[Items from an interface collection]
•••

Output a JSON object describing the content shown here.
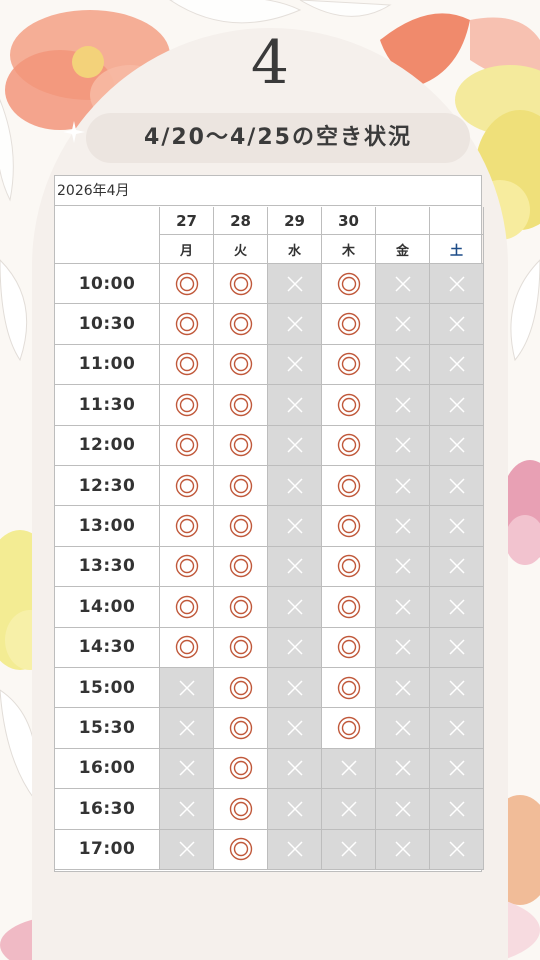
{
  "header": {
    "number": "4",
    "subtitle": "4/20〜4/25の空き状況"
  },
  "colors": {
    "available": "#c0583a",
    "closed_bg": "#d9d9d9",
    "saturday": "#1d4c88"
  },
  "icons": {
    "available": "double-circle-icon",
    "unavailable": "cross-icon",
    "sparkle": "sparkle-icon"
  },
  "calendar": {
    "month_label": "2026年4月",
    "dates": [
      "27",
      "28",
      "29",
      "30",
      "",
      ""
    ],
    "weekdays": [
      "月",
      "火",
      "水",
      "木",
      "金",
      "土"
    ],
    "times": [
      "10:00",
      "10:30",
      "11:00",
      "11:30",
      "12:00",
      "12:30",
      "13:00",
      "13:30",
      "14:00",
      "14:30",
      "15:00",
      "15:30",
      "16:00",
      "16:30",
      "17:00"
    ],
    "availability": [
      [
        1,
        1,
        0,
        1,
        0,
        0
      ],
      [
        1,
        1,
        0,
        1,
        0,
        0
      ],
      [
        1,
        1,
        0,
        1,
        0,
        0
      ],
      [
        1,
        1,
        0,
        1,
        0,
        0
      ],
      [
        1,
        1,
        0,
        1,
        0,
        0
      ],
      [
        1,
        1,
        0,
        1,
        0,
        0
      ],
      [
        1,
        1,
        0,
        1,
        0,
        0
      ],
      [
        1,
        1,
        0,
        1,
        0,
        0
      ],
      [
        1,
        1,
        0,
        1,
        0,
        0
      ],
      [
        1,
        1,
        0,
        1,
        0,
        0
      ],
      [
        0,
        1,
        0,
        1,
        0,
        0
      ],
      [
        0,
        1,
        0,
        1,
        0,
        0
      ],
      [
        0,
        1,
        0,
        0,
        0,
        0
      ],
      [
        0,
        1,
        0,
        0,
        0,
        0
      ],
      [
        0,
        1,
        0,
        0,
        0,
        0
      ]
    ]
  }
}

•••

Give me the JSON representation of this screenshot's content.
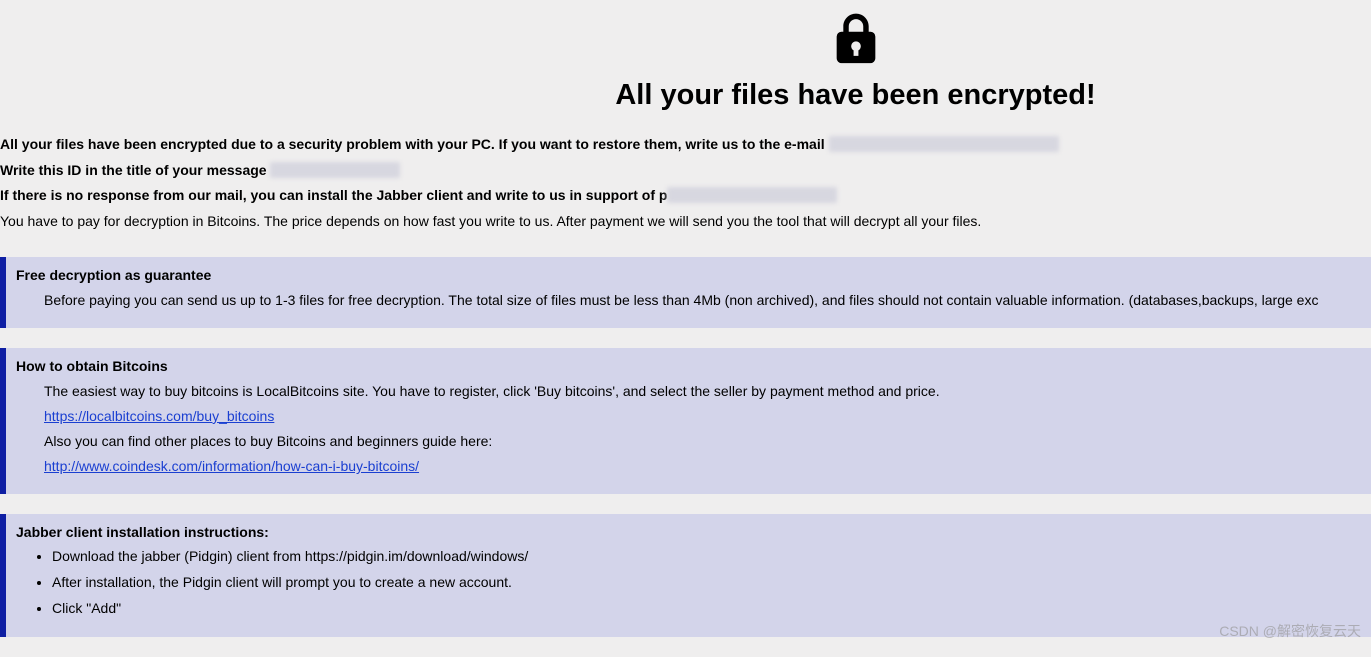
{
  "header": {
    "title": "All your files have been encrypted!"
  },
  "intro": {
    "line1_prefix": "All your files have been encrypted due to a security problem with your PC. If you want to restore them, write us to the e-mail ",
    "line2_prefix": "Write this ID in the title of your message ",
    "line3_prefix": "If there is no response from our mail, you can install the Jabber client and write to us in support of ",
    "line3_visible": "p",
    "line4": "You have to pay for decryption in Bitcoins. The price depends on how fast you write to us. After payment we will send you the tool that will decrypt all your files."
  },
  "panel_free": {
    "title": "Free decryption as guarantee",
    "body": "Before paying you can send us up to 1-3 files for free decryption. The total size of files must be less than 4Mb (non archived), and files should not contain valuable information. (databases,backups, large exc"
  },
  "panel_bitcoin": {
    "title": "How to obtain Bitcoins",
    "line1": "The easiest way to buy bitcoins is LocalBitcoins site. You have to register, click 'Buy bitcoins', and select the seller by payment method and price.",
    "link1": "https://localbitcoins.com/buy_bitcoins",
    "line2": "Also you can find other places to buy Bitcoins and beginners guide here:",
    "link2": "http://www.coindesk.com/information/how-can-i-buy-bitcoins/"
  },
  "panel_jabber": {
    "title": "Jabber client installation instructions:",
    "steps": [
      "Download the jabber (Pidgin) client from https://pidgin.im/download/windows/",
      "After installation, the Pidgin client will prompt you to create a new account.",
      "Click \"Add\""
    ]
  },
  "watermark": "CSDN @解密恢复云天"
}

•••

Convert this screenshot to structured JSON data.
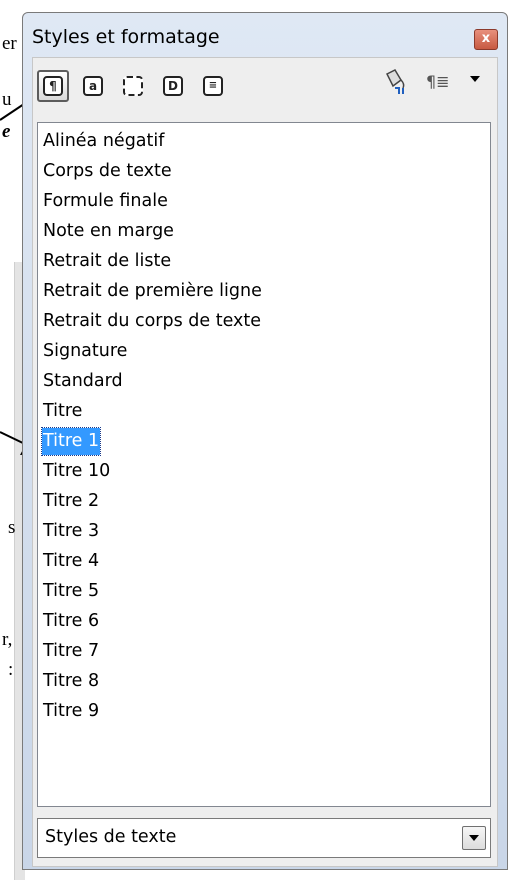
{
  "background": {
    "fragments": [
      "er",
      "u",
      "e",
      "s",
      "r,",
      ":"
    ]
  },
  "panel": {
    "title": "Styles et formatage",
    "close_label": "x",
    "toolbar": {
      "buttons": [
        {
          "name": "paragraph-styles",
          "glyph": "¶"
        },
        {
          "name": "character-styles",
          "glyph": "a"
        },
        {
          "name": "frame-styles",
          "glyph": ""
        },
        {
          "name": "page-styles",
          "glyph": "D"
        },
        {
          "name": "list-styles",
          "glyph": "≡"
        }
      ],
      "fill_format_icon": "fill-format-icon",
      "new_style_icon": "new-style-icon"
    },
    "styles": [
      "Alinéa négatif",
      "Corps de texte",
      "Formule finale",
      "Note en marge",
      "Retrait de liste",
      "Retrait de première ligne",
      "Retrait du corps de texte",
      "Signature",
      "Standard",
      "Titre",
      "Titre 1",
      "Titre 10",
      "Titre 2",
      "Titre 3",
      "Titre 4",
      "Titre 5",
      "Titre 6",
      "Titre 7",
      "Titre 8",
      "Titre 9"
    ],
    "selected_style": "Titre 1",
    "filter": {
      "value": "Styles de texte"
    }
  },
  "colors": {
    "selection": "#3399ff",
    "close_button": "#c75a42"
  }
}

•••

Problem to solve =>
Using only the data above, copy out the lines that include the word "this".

Task result =>
Give me the JSON representation of this screenshot's content.
    "line2_prefix": "Write this ID in the title of your message ",
Convert this screenshot to structured JSON data.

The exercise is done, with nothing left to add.